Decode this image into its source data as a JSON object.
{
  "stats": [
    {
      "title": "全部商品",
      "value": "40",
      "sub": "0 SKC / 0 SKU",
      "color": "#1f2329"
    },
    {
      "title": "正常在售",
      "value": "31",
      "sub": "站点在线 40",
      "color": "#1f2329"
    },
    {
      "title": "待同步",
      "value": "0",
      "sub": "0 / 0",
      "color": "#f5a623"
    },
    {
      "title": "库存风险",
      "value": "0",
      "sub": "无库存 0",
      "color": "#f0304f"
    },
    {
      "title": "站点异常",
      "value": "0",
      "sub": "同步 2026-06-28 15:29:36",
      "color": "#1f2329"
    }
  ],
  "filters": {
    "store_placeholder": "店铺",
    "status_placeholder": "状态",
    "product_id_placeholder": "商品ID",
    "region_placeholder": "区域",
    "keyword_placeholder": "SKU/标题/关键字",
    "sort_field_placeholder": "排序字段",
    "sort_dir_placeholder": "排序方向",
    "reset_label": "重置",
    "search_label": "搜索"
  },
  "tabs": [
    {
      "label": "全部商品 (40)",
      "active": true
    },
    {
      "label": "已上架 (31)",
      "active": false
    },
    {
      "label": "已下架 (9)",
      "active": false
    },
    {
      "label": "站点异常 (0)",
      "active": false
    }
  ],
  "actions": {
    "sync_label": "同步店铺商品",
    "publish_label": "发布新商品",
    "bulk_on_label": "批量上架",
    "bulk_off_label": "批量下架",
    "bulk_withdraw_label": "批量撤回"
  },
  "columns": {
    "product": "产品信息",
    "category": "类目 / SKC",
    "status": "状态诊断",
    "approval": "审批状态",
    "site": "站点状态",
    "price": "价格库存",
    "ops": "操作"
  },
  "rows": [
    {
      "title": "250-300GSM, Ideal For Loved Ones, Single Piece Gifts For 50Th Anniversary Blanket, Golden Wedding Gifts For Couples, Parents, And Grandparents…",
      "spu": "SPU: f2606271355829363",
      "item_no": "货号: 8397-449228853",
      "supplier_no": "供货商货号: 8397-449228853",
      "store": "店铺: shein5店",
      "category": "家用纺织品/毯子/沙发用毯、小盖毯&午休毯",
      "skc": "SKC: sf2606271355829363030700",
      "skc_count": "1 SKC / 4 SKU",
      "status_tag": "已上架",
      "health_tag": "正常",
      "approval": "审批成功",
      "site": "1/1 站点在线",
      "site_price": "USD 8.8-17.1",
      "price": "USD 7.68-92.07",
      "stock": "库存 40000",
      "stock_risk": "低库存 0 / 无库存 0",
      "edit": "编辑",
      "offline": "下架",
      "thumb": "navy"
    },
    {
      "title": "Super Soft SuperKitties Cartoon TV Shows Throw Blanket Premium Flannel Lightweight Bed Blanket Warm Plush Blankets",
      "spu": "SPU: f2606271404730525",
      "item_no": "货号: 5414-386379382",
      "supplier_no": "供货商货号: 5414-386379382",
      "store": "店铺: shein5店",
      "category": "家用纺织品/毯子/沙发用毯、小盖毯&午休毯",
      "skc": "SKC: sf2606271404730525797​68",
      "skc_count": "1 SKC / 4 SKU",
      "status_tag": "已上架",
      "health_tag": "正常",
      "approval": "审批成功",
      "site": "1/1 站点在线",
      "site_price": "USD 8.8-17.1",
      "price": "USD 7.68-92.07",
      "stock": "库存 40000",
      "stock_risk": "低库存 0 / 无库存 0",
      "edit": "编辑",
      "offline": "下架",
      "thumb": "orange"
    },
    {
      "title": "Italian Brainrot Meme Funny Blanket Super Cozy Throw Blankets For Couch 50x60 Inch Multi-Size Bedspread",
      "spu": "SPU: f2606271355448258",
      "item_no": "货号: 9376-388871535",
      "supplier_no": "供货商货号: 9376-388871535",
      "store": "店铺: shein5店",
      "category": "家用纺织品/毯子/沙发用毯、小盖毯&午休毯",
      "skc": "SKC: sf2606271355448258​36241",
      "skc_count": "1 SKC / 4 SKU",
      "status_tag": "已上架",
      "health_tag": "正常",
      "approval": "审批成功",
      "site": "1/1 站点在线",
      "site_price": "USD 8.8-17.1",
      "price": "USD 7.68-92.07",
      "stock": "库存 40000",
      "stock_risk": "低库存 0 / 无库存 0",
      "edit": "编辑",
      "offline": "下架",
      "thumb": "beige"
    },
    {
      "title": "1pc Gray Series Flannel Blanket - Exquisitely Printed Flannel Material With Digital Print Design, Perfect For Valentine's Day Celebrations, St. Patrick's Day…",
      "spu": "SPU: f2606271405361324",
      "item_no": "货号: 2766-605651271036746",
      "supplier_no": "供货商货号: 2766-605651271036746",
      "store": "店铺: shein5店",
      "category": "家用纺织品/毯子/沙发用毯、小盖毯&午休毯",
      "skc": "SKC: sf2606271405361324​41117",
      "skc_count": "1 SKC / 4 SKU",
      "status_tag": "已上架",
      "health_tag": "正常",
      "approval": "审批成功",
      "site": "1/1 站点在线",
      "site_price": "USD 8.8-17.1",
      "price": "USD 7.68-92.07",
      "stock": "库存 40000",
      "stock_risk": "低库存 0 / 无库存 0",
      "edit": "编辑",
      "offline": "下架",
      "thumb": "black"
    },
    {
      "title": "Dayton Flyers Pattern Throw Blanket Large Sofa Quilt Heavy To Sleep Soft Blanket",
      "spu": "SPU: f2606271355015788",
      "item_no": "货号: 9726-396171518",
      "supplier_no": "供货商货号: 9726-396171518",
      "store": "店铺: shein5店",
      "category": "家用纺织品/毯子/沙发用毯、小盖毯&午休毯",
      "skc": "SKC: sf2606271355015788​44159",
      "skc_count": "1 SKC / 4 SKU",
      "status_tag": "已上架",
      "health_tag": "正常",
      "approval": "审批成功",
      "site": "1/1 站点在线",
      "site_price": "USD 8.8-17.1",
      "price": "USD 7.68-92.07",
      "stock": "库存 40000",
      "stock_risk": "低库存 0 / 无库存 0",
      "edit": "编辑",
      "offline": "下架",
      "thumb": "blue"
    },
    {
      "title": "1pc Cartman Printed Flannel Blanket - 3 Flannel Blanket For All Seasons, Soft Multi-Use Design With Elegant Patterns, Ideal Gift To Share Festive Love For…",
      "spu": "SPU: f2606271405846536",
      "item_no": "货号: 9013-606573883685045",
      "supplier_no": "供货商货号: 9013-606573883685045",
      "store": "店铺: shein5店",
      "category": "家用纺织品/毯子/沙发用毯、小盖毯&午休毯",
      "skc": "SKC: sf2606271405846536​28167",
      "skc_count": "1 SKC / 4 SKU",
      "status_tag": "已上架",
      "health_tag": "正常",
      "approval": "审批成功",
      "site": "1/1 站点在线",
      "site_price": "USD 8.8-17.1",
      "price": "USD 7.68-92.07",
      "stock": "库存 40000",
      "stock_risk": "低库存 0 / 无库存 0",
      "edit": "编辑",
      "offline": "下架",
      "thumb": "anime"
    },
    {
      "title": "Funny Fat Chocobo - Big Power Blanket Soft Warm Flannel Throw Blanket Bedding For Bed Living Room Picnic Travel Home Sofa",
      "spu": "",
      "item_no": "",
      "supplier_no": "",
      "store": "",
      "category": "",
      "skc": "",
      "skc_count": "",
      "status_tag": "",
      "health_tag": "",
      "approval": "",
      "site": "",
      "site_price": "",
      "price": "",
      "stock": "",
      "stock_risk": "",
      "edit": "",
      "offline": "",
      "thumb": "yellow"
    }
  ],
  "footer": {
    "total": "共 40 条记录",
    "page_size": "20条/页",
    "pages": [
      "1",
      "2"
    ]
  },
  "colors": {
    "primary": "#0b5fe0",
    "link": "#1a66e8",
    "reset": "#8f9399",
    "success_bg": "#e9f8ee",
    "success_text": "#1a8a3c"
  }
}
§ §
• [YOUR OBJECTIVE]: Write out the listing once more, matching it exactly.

• [RESULT FOR THIS TASK]:
Decode this image into its source data as a JSON object.
{
  "stats": [
    {
      "title": "全部商品",
      "value": "40",
      "sub": "0 SKC / 0 SKU",
      "color": "#1f2329"
    },
    {
      "title": "正常在售",
      "value": "31",
      "sub": "站点在线 40",
      "color": "#1f2329"
    },
    {
      "title": "待同步",
      "value": "0",
      "sub": "0 / 0",
      "color": "#f5a623"
    },
    {
      "title": "库存风险",
      "value": "0",
      "sub": "无库存 0",
      "color": "#f0304f"
    },
    {
      "title": "站点异常",
      "value": "0",
      "sub": "同步 2026-06-28 15:29:36",
      "color": "#1f2329"
    }
  ],
  "filters": {
    "store_placeholder": "店铺",
    "status_placeholder": "状态",
    "product_id_placeholder": "商品ID",
    "region_placeholder": "区域",
    "keyword_placeholder": "SKU/标题/关键字",
    "sort_field_placeholder": "排序字段",
    "sort_dir_placeholder": "排序方向",
    "reset_label": "重置",
    "search_label": "搜索"
  },
  "tabs": [
    {
      "label": "全部商品 (40)",
      "active": true
    },
    {
      "label": "已上架 (31)",
      "active": false
    },
    {
      "label": "已下架 (9)",
      "active": false
    },
    {
      "label": "站点异常 (0)",
      "active": false
    }
  ],
  "actions": {
    "sync_label": "同步店铺商品",
    "publish_label": "发布新商品",
    "bulk_on_label": "批量上架",
    "bulk_off_label": "批量下架",
    "bulk_withdraw_label": "批量撤回"
  },
  "columns": {
    "product": "产品信息",
    "category": "类目 / SKC",
    "status": "状态诊断",
    "approval": "审批状态",
    "site": "站点状态",
    "price": "价格库存",
    "ops": "操作"
  },
  "rows": [
    {
      "title": "250-300GSM, Ideal For Loved Ones, Single Piece Gifts For 50Th Anniversary Blanket, Golden Wedding Gifts For Couples, Parents, And Grandparents…",
      "spu": "SPU: f2606271355829363",
      "item_no": "货号: 8397-449228853",
      "supplier_no": "供货商货号: 8397-449228853",
      "store": "店铺: shein5店",
      "category": "家用纺织品/毯子/沙发用毯、小盖毯&午休毯",
      "skc": "SKC: sf2606271355829363030700",
      "skc_count": "1 SKC / 4 SKU",
      "status_tag": "已上架",
      "health_tag": "正常",
      "approval": "审批成功",
      "site": "1/1 站点在线",
      "site_price": "USD 8.8-17.1",
      "price": "USD 7.68-92.07",
      "stock": "库存 40000",
      "stock_risk": "低库存 0 / 无库存 0",
      "edit": "编辑",
      "offline": "下架",
      "thumb": "navy"
    },
    {
      "title": "Super Soft SuperKitties Cartoon TV Shows Throw Blanket Premium Flannel Lightweight Bed Blanket Warm Plush Blankets",
      "spu": "SPU: f2606271404730525",
      "item_no": "货号: 5414-386379382",
      "supplier_no": "供货商货号: 5414-386379382",
      "store": "店铺: shein5店",
      "category": "家用纺织品/毯子/沙发用毯、小盖毯&午休毯",
      "skc": "SKC: sf2606271404730525797​68",
      "skc_count": "1 SKC / 4 SKU",
      "status_tag": "已上架",
      "health_tag": "正常",
      "approval": "审批成功",
      "site": "1/1 站点在线",
      "site_price": "USD 8.8-17.1",
      "price": "USD 7.68-92.07",
      "stock": "库存 40000",
      "stock_risk": "低库存 0 / 无库存 0",
      "edit": "编辑",
      "offline": "下架",
      "thumb": "orange"
    },
    {
      "title": "Italian Brainrot Meme Funny Blanket Super Cozy Throw Blankets For Couch 50x60 Inch Multi-Size Bedspread",
      "spu": "SPU: f2606271355448258",
      "item_no": "货号: 9376-388871535",
      "supplier_no": "供货商货号: 9376-388871535",
      "store": "店铺: shein5店",
      "category": "家用纺织品/毯子/沙发用毯、小盖毯&午休毯",
      "skc": "SKC: sf2606271355448258​36241",
      "skc_count": "1 SKC / 4 SKU",
      "status_tag": "已上架",
      "health_tag": "正常",
      "approval": "审批成功",
      "site": "1/1 站点在线",
      "site_price": "USD 8.8-17.1",
      "price": "USD 7.68-92.07",
      "stock": "库存 40000",
      "stock_risk": "低库存 0 / 无库存 0",
      "edit": "编辑",
      "offline": "下架",
      "thumb": "beige"
    },
    {
      "title": "1pc Gray Series Flannel Blanket - Exquisitely Printed Flannel Material With Digital Print Design, Perfect For Valentine's Day Celebrations, St. Patrick's Day…",
      "spu": "SPU: f2606271405361324",
      "item_no": "货号: 2766-605651271036746",
      "supplier_no": "供货商货号: 2766-605651271036746",
      "store": "店铺: shein5店",
      "category": "家用纺织品/毯子/沙发用毯、小盖毯&午休毯",
      "skc": "SKC: sf2606271405361324​41117",
      "skc_count": "1 SKC / 4 SKU",
      "status_tag": "已上架",
      "health_tag": "正常",
      "approval": "审批成功",
      "site": "1/1 站点在线",
      "site_price": "USD 8.8-17.1",
      "price": "USD 7.68-92.07",
      "stock": "库存 40000",
      "stock_risk": "低库存 0 / 无库存 0",
      "edit": "编辑",
      "offline": "下架",
      "thumb": "black"
    },
    {
      "title": "Dayton Flyers Pattern Throw Blanket Large Sofa Quilt Heavy To Sleep Soft Blanket",
      "spu": "SPU: f2606271355015788",
      "item_no": "货号: 9726-396171518",
      "supplier_no": "供货商货号: 9726-396171518",
      "store": "店铺: shein5店",
      "category": "家用纺织品/毯子/沙发用毯、小盖毯&午休毯",
      "skc": "SKC: sf2606271355015788​44159",
      "skc_count": "1 SKC / 4 SKU",
      "status_tag": "已上架",
      "health_tag": "正常",
      "approval": "审批成功",
      "site": "1/1 站点在线",
      "site_price": "USD 8.8-17.1",
      "price": "USD 7.68-92.07",
      "stock": "库存 40000",
      "stock_risk": "低库存 0 / 无库存 0",
      "edit": "编辑",
      "offline": "下架",
      "thumb": "blue"
    },
    {
      "title": "1pc Cartman Printed Flannel Blanket - 3 Flannel Blanket For All Seasons, Soft Multi-Use Design With Elegant Patterns, Ideal Gift To Share Festive Love For…",
      "spu": "SPU: f2606271405846536",
      "item_no": "货号: 9013-606573883685045",
      "supplier_no": "供货商货号: 9013-606573883685045",
      "store": "店铺: shein5店",
      "category": "家用纺织品/毯子/沙发用毯、小盖毯&午休毯",
      "skc": "SKC: sf2606271405846536​28167",
      "skc_count": "1 SKC / 4 SKU",
      "status_tag": "已上架",
      "health_tag": "正常",
      "approval": "审批成功",
      "site": "1/1 站点在线",
      "site_price": "USD 8.8-17.1",
      "price": "USD 7.68-92.07",
      "stock": "库存 40000",
      "stock_risk": "低库存 0 / 无库存 0",
      "edit": "编辑",
      "offline": "下架",
      "thumb": "anime"
    },
    {
      "title": "Funny Fat Chocobo - Big Power Blanket Soft Warm Flannel Throw Blanket Bedding For Bed Living Room Picnic Travel Home Sofa",
      "spu": "",
      "item_no": "",
      "supplier_no": "",
      "store": "",
      "category": "",
      "skc": "",
      "skc_count": "",
      "status_tag": "",
      "health_tag": "",
      "approval": "",
      "site": "",
      "site_price": "",
      "price": "",
      "stock": "",
      "stock_risk": "",
      "edit": "",
      "offline": "",
      "thumb": "yellow"
    }
  ],
  "footer": {
    "total": "共 40 条记录",
    "page_size": "20条/页",
    "pages": [
      "1",
      "2"
    ]
  },
  "colors": {
    "primary": "#0b5fe0",
    "link": "#1a66e8",
    "reset": "#8f9399",
    "success_bg": "#e9f8ee",
    "success_text": "#1a8a3c"
  }
}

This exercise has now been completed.